─── The data ───
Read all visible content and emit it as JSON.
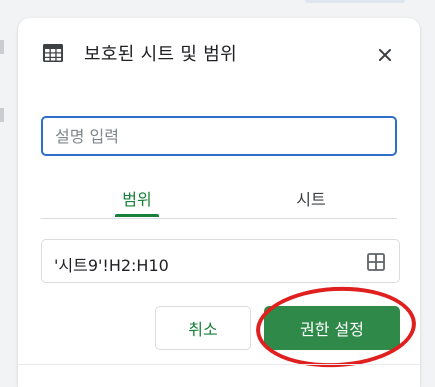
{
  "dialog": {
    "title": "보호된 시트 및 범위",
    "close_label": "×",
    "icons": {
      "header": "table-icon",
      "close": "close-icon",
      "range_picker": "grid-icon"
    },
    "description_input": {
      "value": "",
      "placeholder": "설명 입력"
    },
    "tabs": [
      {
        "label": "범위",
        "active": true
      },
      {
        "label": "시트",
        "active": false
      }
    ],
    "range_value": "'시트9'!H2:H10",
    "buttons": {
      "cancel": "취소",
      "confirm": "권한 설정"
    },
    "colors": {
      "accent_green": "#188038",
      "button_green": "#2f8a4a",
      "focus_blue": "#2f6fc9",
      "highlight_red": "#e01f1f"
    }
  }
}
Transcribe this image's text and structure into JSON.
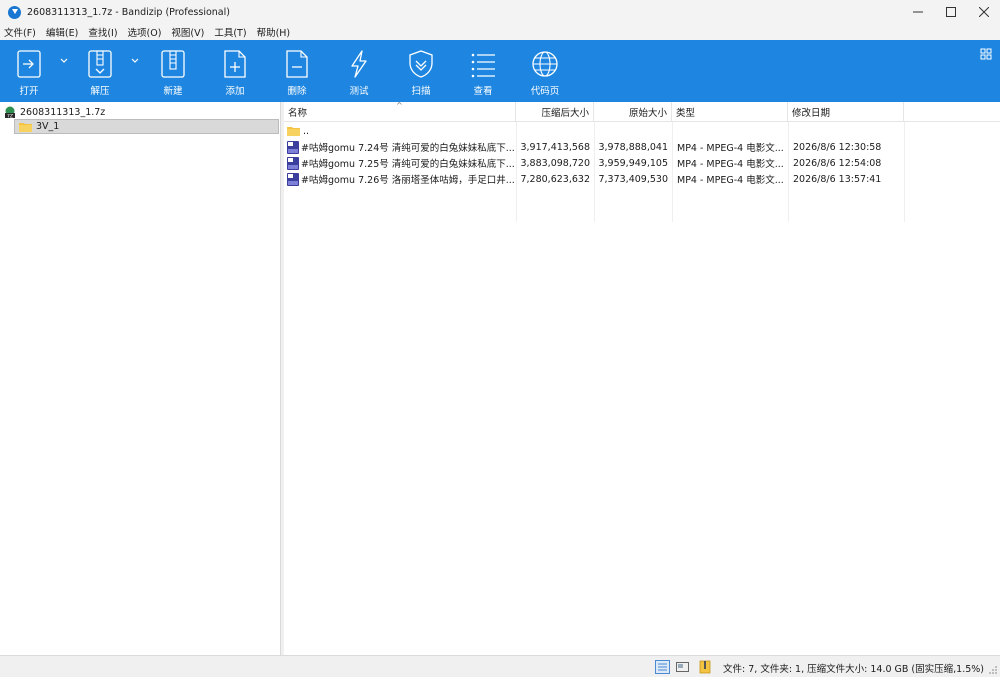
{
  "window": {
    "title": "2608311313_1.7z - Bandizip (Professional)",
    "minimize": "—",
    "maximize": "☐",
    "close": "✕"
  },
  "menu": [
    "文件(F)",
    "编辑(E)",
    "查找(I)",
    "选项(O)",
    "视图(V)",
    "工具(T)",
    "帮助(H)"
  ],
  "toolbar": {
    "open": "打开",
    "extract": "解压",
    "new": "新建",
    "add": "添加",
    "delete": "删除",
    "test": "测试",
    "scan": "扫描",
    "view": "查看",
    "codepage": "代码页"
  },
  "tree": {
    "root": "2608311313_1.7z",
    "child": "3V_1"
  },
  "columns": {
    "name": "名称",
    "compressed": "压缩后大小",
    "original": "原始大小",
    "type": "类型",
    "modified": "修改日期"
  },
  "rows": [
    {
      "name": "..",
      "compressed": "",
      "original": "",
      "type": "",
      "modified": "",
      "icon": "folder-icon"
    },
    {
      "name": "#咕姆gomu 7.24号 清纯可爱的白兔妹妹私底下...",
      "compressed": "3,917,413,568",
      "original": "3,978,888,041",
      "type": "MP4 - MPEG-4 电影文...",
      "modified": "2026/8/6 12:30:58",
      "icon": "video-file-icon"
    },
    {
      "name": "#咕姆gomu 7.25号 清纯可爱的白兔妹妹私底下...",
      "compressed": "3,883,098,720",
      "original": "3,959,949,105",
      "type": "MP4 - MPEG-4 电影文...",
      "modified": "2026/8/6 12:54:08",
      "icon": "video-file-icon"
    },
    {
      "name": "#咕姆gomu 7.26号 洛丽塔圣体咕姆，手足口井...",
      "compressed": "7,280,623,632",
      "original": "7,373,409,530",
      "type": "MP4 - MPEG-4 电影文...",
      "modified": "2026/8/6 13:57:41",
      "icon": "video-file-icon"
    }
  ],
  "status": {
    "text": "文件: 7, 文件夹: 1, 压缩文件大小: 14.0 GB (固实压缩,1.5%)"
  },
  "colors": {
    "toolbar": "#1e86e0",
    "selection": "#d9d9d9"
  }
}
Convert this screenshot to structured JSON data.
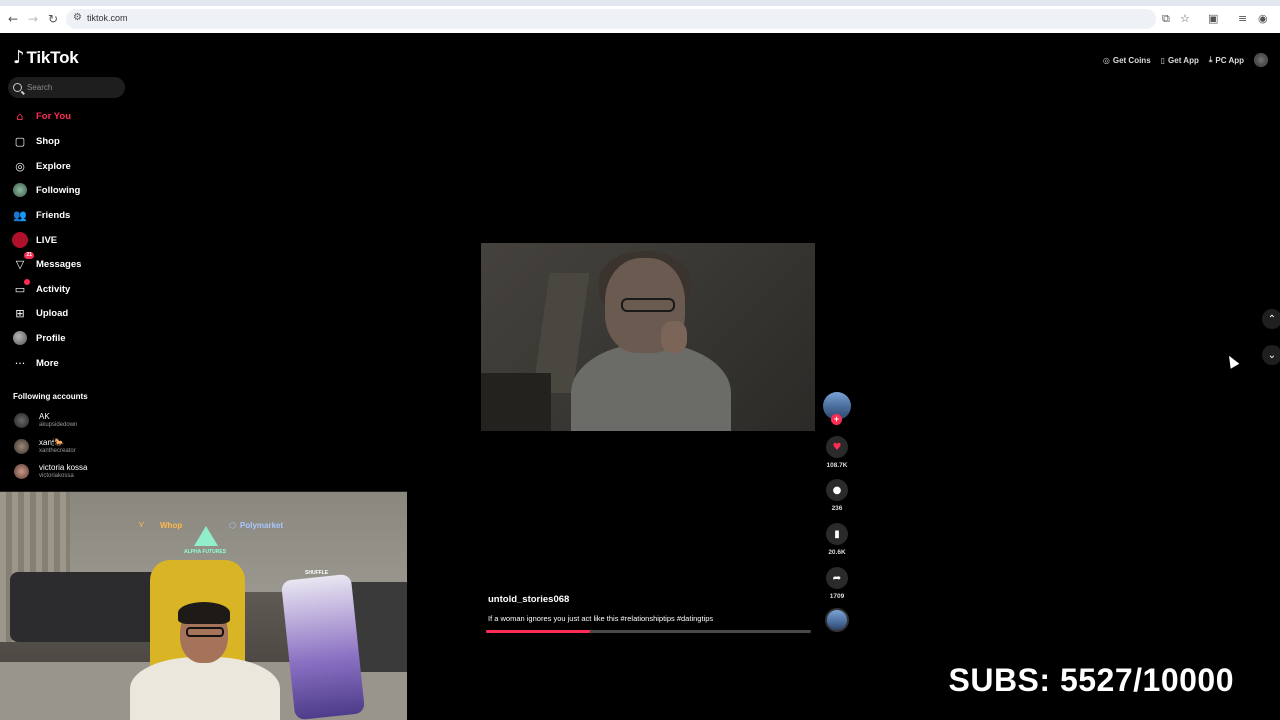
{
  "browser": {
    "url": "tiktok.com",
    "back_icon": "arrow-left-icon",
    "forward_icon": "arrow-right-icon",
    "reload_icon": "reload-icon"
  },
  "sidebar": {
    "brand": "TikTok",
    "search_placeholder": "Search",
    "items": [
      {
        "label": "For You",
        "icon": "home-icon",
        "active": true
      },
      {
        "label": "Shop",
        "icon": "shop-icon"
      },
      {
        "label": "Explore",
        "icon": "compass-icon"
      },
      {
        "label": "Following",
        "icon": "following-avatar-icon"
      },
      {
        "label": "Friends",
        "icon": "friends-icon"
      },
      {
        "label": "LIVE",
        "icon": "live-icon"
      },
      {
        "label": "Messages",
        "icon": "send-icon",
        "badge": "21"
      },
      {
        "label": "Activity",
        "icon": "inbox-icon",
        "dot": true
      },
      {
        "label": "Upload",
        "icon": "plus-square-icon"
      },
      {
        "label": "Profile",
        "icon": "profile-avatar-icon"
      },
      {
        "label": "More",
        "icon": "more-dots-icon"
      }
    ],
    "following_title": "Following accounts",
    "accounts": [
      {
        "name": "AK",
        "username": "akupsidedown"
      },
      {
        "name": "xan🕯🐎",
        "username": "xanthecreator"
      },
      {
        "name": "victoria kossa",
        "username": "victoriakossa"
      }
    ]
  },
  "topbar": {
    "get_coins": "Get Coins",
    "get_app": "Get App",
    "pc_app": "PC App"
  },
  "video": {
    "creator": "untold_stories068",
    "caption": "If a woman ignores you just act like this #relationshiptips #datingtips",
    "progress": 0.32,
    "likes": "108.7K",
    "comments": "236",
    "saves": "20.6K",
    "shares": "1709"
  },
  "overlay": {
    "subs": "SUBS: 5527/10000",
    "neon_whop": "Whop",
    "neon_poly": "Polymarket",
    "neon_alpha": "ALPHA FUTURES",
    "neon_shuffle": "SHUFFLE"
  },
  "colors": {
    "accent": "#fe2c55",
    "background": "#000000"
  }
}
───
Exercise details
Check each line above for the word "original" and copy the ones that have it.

Solution to this exercise
    "original": "原始大小",
      "original": "",
      "original": "3,978,888,041",
      "original": "3,959,949,105",
      "original": "7,373,409,530",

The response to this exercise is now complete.